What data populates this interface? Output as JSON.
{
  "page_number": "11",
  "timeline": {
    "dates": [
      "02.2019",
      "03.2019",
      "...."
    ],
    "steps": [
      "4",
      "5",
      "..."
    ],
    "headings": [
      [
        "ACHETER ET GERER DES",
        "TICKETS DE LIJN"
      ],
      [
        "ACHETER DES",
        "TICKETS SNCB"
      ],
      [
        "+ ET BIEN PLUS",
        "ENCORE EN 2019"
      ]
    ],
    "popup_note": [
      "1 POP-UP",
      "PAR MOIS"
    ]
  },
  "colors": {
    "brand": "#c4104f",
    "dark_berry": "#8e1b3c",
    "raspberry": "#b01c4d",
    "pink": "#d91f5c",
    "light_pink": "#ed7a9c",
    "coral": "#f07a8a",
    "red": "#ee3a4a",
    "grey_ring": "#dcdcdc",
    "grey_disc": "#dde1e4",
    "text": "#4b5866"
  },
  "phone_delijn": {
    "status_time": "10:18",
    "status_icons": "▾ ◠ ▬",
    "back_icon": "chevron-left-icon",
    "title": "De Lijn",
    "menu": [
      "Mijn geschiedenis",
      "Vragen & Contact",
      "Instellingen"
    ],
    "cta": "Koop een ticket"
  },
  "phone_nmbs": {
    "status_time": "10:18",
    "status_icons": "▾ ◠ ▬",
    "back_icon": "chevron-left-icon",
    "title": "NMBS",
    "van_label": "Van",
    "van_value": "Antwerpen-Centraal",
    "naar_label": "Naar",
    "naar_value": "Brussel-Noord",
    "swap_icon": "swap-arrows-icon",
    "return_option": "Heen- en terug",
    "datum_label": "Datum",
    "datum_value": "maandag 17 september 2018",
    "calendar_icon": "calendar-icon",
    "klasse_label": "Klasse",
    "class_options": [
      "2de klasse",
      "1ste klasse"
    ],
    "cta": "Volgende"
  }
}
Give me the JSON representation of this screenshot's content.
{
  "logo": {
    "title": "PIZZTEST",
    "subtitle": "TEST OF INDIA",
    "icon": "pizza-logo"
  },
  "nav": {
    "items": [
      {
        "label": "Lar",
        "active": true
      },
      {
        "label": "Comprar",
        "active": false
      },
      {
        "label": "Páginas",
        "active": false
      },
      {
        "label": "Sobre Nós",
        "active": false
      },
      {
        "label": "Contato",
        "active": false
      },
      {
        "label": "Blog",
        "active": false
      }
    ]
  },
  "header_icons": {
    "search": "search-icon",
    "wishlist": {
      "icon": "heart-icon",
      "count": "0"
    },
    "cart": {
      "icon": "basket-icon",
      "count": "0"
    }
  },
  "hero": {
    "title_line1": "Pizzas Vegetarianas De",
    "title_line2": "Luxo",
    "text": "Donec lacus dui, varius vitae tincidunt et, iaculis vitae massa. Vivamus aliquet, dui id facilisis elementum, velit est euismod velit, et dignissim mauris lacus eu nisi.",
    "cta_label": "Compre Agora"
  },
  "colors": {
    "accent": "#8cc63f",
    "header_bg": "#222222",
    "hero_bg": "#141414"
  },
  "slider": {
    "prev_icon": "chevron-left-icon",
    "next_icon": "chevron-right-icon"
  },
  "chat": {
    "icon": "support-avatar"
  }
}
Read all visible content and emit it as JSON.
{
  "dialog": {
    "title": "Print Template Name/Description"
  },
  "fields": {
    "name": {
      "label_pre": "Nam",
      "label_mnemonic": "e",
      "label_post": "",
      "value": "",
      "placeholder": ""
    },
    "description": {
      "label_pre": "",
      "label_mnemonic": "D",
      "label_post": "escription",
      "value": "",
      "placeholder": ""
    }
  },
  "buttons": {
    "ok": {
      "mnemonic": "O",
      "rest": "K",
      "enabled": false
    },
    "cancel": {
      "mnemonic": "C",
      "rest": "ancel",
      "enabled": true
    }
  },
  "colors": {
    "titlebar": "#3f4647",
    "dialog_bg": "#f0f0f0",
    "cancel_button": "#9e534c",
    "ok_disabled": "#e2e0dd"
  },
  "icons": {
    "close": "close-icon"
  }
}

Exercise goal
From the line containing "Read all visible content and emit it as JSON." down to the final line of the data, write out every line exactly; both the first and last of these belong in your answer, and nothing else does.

Problem solution
Read all visible content and emit it as JSON.
{
  "dialog": {
    "title": "Print Template Name/Description"
  },
  "fields": {
    "name": {
      "label_pre": "Nam",
      "label_mnemonic": "e",
      "label_post": "",
      "value": "",
      "placeholder": ""
    },
    "description": {
      "label_pre": "",
      "label_mnemonic": "D",
      "label_post": "escription",
      "value": "",
      "placeholder": ""
    }
  },
  "buttons": {
    "ok": {
      "mnemonic": "O",
      "rest": "K",
      "enabled": false
    },
    "cancel": {
      "mnemonic": "C",
      "rest": "ancel",
      "enabled": true
    }
  },
  "colors": {
    "titlebar": "#3f4647",
    "dialog_bg": "#f0f0f0",
    "cancel_button": "#9e534c",
    "ok_disabled": "#e2e0dd"
  },
  "icons": {
    "close": "close-icon"
  }
}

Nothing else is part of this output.